Wednesday, November 2, 2016
Technology has become our oxygen. . .
In one sense, technology has become like oxygen to us. It is always there. Smart phones, tablets, computers, gaming systems, etc... We are surrounded by our ever present technological toys, we live on wifi (high speed), and we connect through signal more than any other way to our world, to our wants, to our friends, and to our dreams. Social media is the center of it all and the internet is the beating pulse of our everyday lives. We have become native to this culture and if you take it away from us, we suffer (or at least we think we do).
At one point this technology was a means to an end. We began with a desire to connect with people and get the message out. Now I wonder if this technology has not become an end and not merely a means. The media is the message (to borrow from Marshall McLuhan). We shaped our tools and now our tools shape us. Now we find ourselves defined by our technology and social media to the point where we struggle to know who we are apart from that technology and social media.
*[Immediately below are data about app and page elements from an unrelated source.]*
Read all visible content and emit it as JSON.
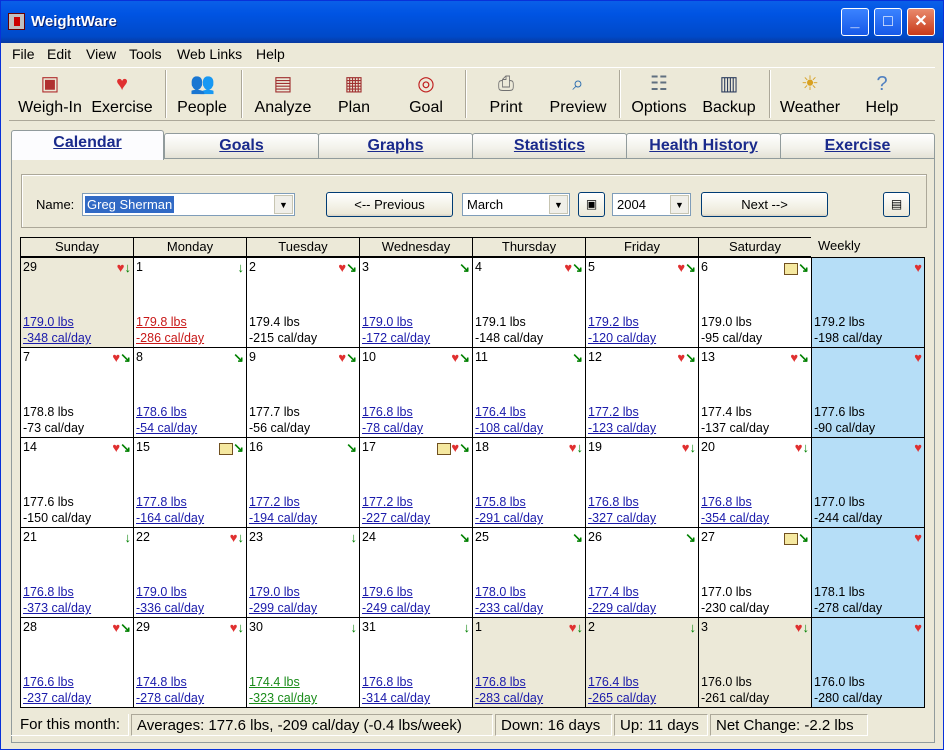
{
  "window": {
    "title": "WeightWare"
  },
  "menu": [
    "File",
    "Edit",
    "View",
    "Tools",
    "Web Links",
    "Help"
  ],
  "toolbar": [
    {
      "label": "Weigh-In",
      "icon": "scale-icon"
    },
    {
      "label": "Exercise",
      "icon": "heart-check-icon"
    },
    {
      "label": "People",
      "icon": "people-icon"
    },
    {
      "label": "Analyze",
      "icon": "analyze-icon"
    },
    {
      "label": "Plan",
      "icon": "plan-icon"
    },
    {
      "label": "Goal",
      "icon": "target-icon"
    },
    {
      "label": "Print",
      "icon": "printer-icon"
    },
    {
      "label": "Preview",
      "icon": "magnifier-icon"
    },
    {
      "label": "Options",
      "icon": "options-icon"
    },
    {
      "label": "Backup",
      "icon": "backup-icon"
    },
    {
      "label": "Weather",
      "icon": "sun-icon"
    },
    {
      "label": "Help",
      "icon": "help-icon"
    }
  ],
  "tabs": [
    "Calendar",
    "Goals",
    "Graphs",
    "Statistics",
    "Health History",
    "Exercise"
  ],
  "controls": {
    "name_label": "Name:",
    "name_value": "Greg Sherman",
    "prev_label": "<-- Previous",
    "month": "March",
    "year": "2004",
    "next_label": "Next -->"
  },
  "weekdays": [
    "Sunday",
    "Monday",
    "Tuesday",
    "Wednesday",
    "Thursday",
    "Friday",
    "Saturday",
    "Weekly"
  ],
  "weeks": [
    [
      {
        "day": "29",
        "weight": "179.0 lbs",
        "cal": "-348 cal/day",
        "style": "link",
        "other": true,
        "icons": [
          "heart",
          "down"
        ]
      },
      {
        "day": "1",
        "weight": "179.8 lbs",
        "cal": "-286 cal/day",
        "style": "red",
        "other": false,
        "icons": [
          "down"
        ]
      },
      {
        "day": "2",
        "weight": "179.4 lbs",
        "cal": "-215 cal/day",
        "style": "plain",
        "other": false,
        "icons": [
          "heart",
          "diag"
        ]
      },
      {
        "day": "3",
        "weight": "179.0 lbs",
        "cal": "-172 cal/day",
        "style": "link",
        "other": false,
        "icons": [
          "diag"
        ]
      },
      {
        "day": "4",
        "weight": "179.1 lbs",
        "cal": "-148 cal/day",
        "style": "plain",
        "other": false,
        "icons": [
          "heart",
          "diag"
        ]
      },
      {
        "day": "5",
        "weight": "179.2 lbs",
        "cal": "-120 cal/day",
        "style": "link",
        "other": false,
        "icons": [
          "heart",
          "diag"
        ]
      },
      {
        "day": "6",
        "weight": "179.0 lbs",
        "cal": "-95 cal/day",
        "style": "plain",
        "other": false,
        "icons": [
          "note",
          "diag"
        ]
      },
      {
        "weight": "179.2 lbs",
        "cal": "-198 cal/day",
        "weekly": true,
        "icons": [
          "heart"
        ]
      }
    ],
    [
      {
        "day": "7",
        "weight": "178.8 lbs",
        "cal": "-73 cal/day",
        "style": "plain",
        "other": false,
        "icons": [
          "heart",
          "diag"
        ]
      },
      {
        "day": "8",
        "weight": "178.6 lbs",
        "cal": "-54 cal/day",
        "style": "link",
        "other": false,
        "icons": [
          "diag"
        ]
      },
      {
        "day": "9",
        "weight": "177.7 lbs",
        "cal": "-56 cal/day",
        "style": "plain",
        "other": false,
        "icons": [
          "heart",
          "diag"
        ]
      },
      {
        "day": "10",
        "weight": "176.8 lbs",
        "cal": "-78 cal/day",
        "style": "link",
        "other": false,
        "icons": [
          "heart",
          "diag"
        ]
      },
      {
        "day": "11",
        "weight": "176.4 lbs",
        "cal": "-108 cal/day",
        "style": "link",
        "other": false,
        "icons": [
          "diag"
        ]
      },
      {
        "day": "12",
        "weight": "177.2 lbs",
        "cal": "-123 cal/day",
        "style": "link",
        "other": false,
        "icons": [
          "heart",
          "diag"
        ]
      },
      {
        "day": "13",
        "weight": "177.4 lbs",
        "cal": "-137 cal/day",
        "style": "plain",
        "other": false,
        "icons": [
          "heart",
          "diag"
        ]
      },
      {
        "weight": "177.6 lbs",
        "cal": "-90 cal/day",
        "weekly": true,
        "icons": [
          "heart"
        ]
      }
    ],
    [
      {
        "day": "14",
        "weight": "177.6 lbs",
        "cal": "-150 cal/day",
        "style": "plain",
        "other": false,
        "icons": [
          "heart",
          "diag"
        ]
      },
      {
        "day": "15",
        "weight": "177.8 lbs",
        "cal": "-164 cal/day",
        "style": "link",
        "other": false,
        "icons": [
          "note",
          "diag"
        ]
      },
      {
        "day": "16",
        "weight": "177.2 lbs",
        "cal": "-194 cal/day",
        "style": "link",
        "other": false,
        "icons": [
          "diag"
        ]
      },
      {
        "day": "17",
        "weight": "177.2 lbs",
        "cal": "-227 cal/day",
        "style": "link",
        "other": false,
        "icons": [
          "note",
          "heart",
          "diag"
        ]
      },
      {
        "day": "18",
        "weight": "175.8 lbs",
        "cal": "-291 cal/day",
        "style": "link",
        "other": false,
        "icons": [
          "heart",
          "down"
        ]
      },
      {
        "day": "19",
        "weight": "176.8 lbs",
        "cal": "-327 cal/day",
        "style": "link",
        "other": false,
        "icons": [
          "heart",
          "down"
        ]
      },
      {
        "day": "20",
        "weight": "176.8 lbs",
        "cal": "-354 cal/day",
        "style": "link",
        "other": false,
        "icons": [
          "heart",
          "down"
        ]
      },
      {
        "weight": "177.0 lbs",
        "cal": "-244 cal/day",
        "weekly": true,
        "icons": [
          "heart"
        ]
      }
    ],
    [
      {
        "day": "21",
        "weight": "176.8 lbs",
        "cal": "-373 cal/day",
        "style": "link",
        "other": false,
        "icons": [
          "down"
        ]
      },
      {
        "day": "22",
        "weight": "179.0 lbs",
        "cal": "-336 cal/day",
        "style": "link",
        "other": false,
        "icons": [
          "heart",
          "down"
        ]
      },
      {
        "day": "23",
        "weight": "179.0 lbs",
        "cal": "-299 cal/day",
        "style": "link",
        "other": false,
        "icons": [
          "down"
        ]
      },
      {
        "day": "24",
        "weight": "179.6 lbs",
        "cal": "-249 cal/day",
        "style": "link",
        "other": false,
        "icons": [
          "diag"
        ]
      },
      {
        "day": "25",
        "weight": "178.0 lbs",
        "cal": "-233 cal/day",
        "style": "link",
        "other": false,
        "icons": [
          "diag"
        ]
      },
      {
        "day": "26",
        "weight": "177.4 lbs",
        "cal": "-229 cal/day",
        "style": "link",
        "other": false,
        "icons": [
          "diag"
        ]
      },
      {
        "day": "27",
        "weight": "177.0 lbs",
        "cal": "-230 cal/day",
        "style": "plain",
        "other": false,
        "icons": [
          "note",
          "diag"
        ]
      },
      {
        "weight": "178.1 lbs",
        "cal": "-278 cal/day",
        "weekly": true,
        "icons": [
          "heart"
        ]
      }
    ],
    [
      {
        "day": "28",
        "weight": "176.6 lbs",
        "cal": "-237 cal/day",
        "style": "link",
        "other": false,
        "icons": [
          "heart",
          "diag"
        ]
      },
      {
        "day": "29",
        "weight": "174.8 lbs",
        "cal": "-278 cal/day",
        "style": "link",
        "other": false,
        "icons": [
          "heart",
          "down"
        ]
      },
      {
        "day": "30",
        "weight": "174.4 lbs",
        "cal": "-323 cal/day",
        "style": "green",
        "other": false,
        "icons": [
          "down"
        ]
      },
      {
        "day": "31",
        "weight": "176.8 lbs",
        "cal": "-314 cal/day",
        "style": "link",
        "other": false,
        "icons": [
          "down"
        ]
      },
      {
        "day": "1",
        "weight": "176.8 lbs",
        "cal": "-283 cal/day",
        "style": "link",
        "other": true,
        "icons": [
          "heart",
          "down"
        ]
      },
      {
        "day": "2",
        "weight": "176.4 lbs",
        "cal": "-265 cal/day",
        "style": "link",
        "other": true,
        "icons": [
          "down"
        ]
      },
      {
        "day": "3",
        "weight": "176.0 lbs",
        "cal": "-261 cal/day",
        "style": "plain",
        "other": true,
        "icons": [
          "heart",
          "down"
        ]
      },
      {
        "weight": "176.0 lbs",
        "cal": "-280 cal/day",
        "weekly": true,
        "icons": [
          "heart"
        ]
      }
    ]
  ],
  "status": {
    "label": "For this month:",
    "averages": "Averages: 177.6 lbs, -209 cal/day (-0.4 lbs/week)",
    "down": "Down: 16 days",
    "up": "Up: 11 days",
    "net": "Net Change: -2.2 lbs"
  },
  "colors": {
    "weekly_bg": "#b6def7",
    "other_month_bg": "#ece9d8",
    "link": "#1a1aab",
    "high": "#c81818",
    "low": "#1a8c1a"
  }
}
Everyone sees this. Everyone does this. We are on our smart phones all the time. The media tells us where to go when we drive and how to get there quickly and easily. While we are on that journey, we connect through text, social media, and even old-fashioned email. When we arrive we take our smart phone with us and we consult it through work and play. We share what we find meaningful or cute and we define friendship and end it with a swipe of a finger or a click of a mouse. It has become extremely normal to us -- so normal that we cannot recall a time when our lives were not defined by a device we hold in our hands.
The social media that we frequent have become our family, our friends, our support group, and even our church. Our experience of God and of one another is mediated through technology and social media. We may not want to admit it, but we know underneath it all that is the truth. What we think of this is not merely generational divide, though it might be partly this, but pivotal to how we live the church before the world.
The great challenge for us is not how to deal with today but what to do with those who are small children, whose lives will even more be defined and identified by this technology and whose existence has been and will be even more virtual than folks like you or me reading this article. I wish I had the answers but I think that this is something we had better be talking about. . . now.